From Cairn India to Hero MotoCorp, a clutch of corporates is cutting back on capex.
From Cairn India to Hero MotoCorp, a clutch of corporates is cutting back on capex. With cash flows under stress, and visibility on demand poor, much of India Inc is reluctant to add capacity and even those that had proposed to do so might just postpone the plan or prune it. The management at Hero MotoCorp, for instance, said after it announced the Q2FY16 numbers that the allocation of Rs 3,000 crore for FY16 and FY17 would now spill over to FY18. Hero’s volumes for the three months to September came off by about 7% year-on-year as consumption in rural India remained weak. Meanwhile, with its realisations under pressure, Cairn will now spend $300 million against the planned $500 million.
As such, capex by companies in the private sector will remain subdued this year as indicated in an assessment made by FE in late June which indicated that for a group of top 17 firms it would fall by about 3% to Rs 2.8 lakh crore. The collective capex guidance of top three steel producers,- SAIL, Tata Steel and JSW Steel – at close to Rs 23,500 crore, remains 8% lower than in FY15.
Manufacturers of capital goods continue to hurt from the slowdown in the investment cycle. Heavyweight Larsen & Toubro slashed its order inflows guidance to 5-7% for FY16 from 15% earlier with R Shankar Raman, CFO, pointing out excess capacity in many sectors had left investment momentum slow despite efforts from various stakeholders. “Companies are worried about efficient utilization rather than investing in new capacities,” Shankar Raman observed.
Thermax’s orderbook fell 20% year-on-year in the three months to September to Rs 4,000 crore as inflows dropped 26% to Rs 810 crore, lower than the long-term quarterly run rate of Rs 1,000 crore. As a result, company’s revenues fell 9% while earnings came off by 25% year-on-year.
M S Unnikrishnan, MD & CEO of Thermax, confirmed the absence of any traction in larger orders from core industries like power, steel, fertilizers and oil & gas saying activity remain stagnant. “There is no capacity addition for these sectors since many companies are operating at a capacity utilisation of 60-70%,”Unnikrishnan observed.
The CEO believes the way things are, the situation may not improve for the next two years.

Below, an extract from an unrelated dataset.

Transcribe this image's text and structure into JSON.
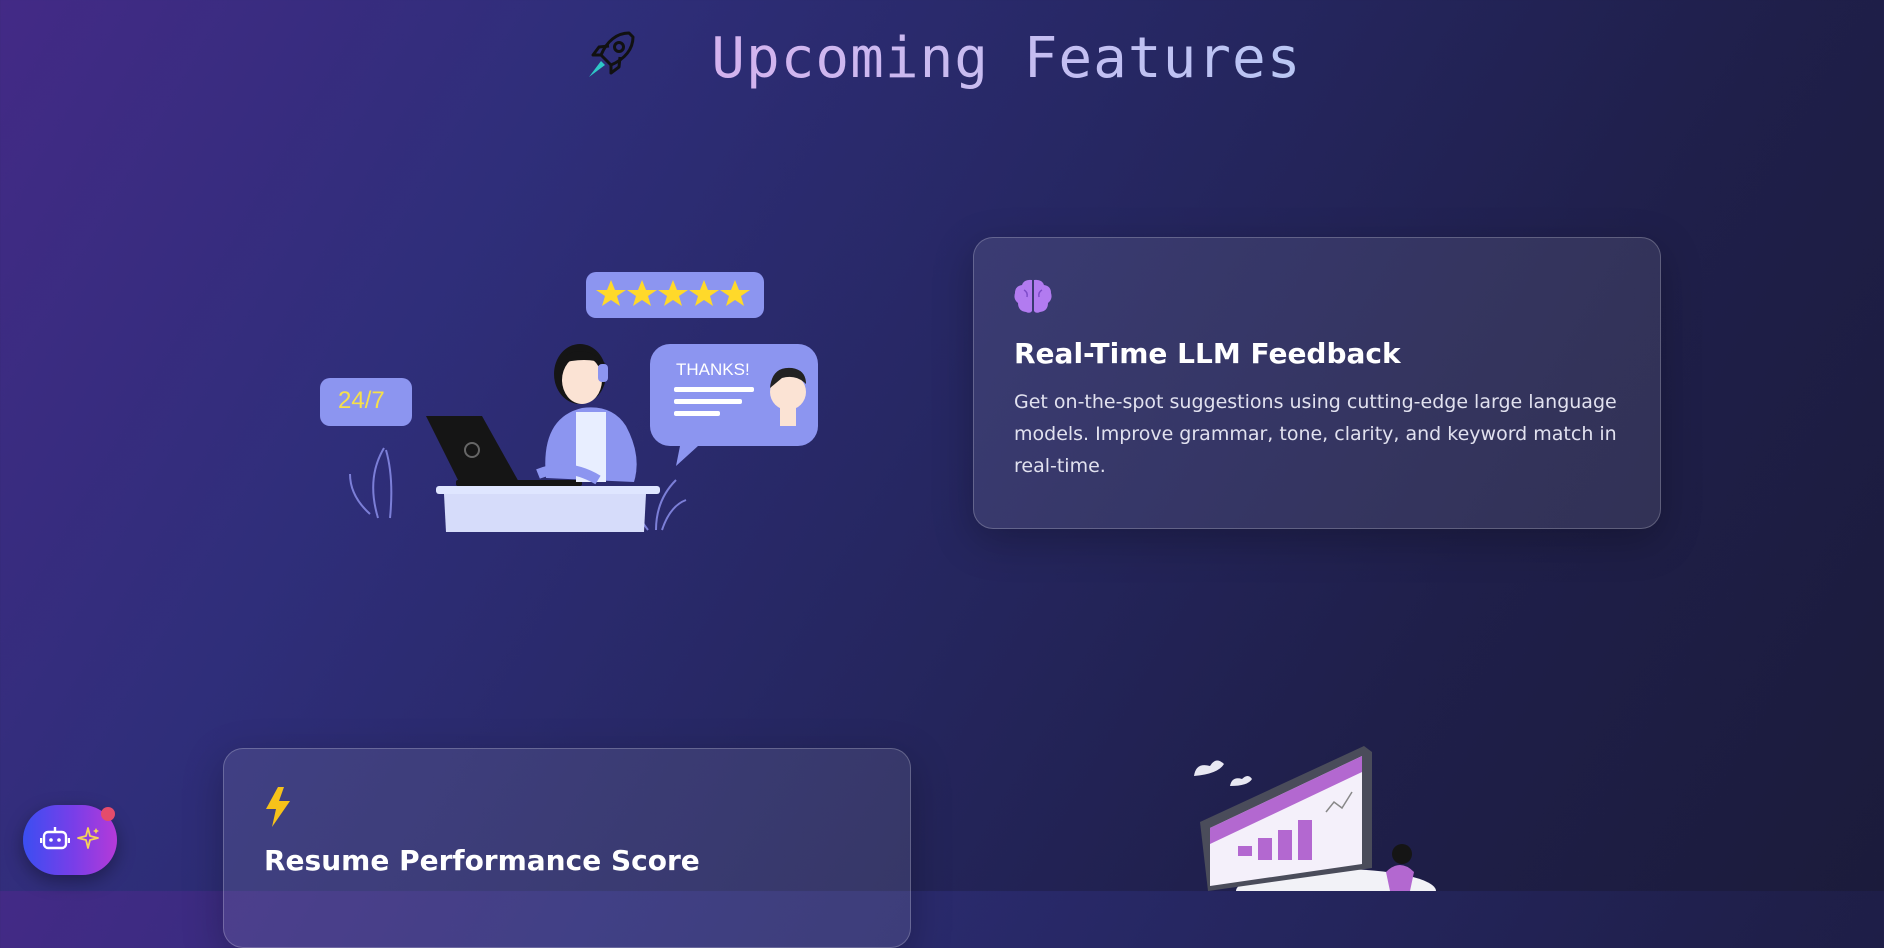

Last week, Vedanta Ltd which reported a more than 35% yoy drop in its net profit for a second consecutive quarter lowered FY16 consolidated capex guidance by 30% to $700 million—half of what it spent in FY15. Vedanta has temporarily shut two of its aluminium facilities and deferred ramping up of capacity at BALCO capacity to maximise cash flows even as it grapples with Rs 73,000 crore ($12 billion) of borrowings.
Capex is unlikely to pick up in sectors such as steel where, together with anaemic demand, cheap imports are driving down prices. As Seshagiri Rao Joint MD and Group CFO, JSW Steel, points out imports have jumped 42% and are outpacing the rise in consumption. “The industry is hurting not because of slowing demand but more because steel is being dumped by China,” Rao explains pointing out that if imports were not at such elevated levels, capacity utilisation locally would go up. Although the firm’s profits plummeted from Rs 1,405 crore in HIFY15 to to Rs 10 crore for the same period in FY16, JSW Steel plans to spend Rs 9,000 crore in the next two years to increase capacity from 14 million tonnes to 18 million tonnes. Rao believes there is a pick up in activity in metro projects, mining, water pipelines and the commercial vehicle segment and therefore demand isn’t as bad as perceived. Consumption of steel in the first half of FY16 rose 4.2%.
While large public sector undertakings (PSUs) typically invest large sums every year some like PowerGrid and IOCL indicate spends will be flat. Among those that may increase capex are ONGC, Coal India and GAIL. NTPC , which had earlier pruned its allocation has now upped the guidance from Rs 21,000 crore to Rs 25,000 crore mainly for its solar plants in Andhra Pradesh and Madhya Pradesh. Telcos such as Idea Cellular and Bharti Airtel are expected to continue to invest as they had planned.
Already, gross fixed capital formation, a measure of investment in the economy has fallen over the last few years from 33.64 % of GDP in FY12 to 28.72% of GDP in FY-15. While the capital goods segment, within the IIP jumped 10% year-on-year in July and 21% year-on-year in August, the numbers come off very small bases since the segment had de-grown both in July and August 2014.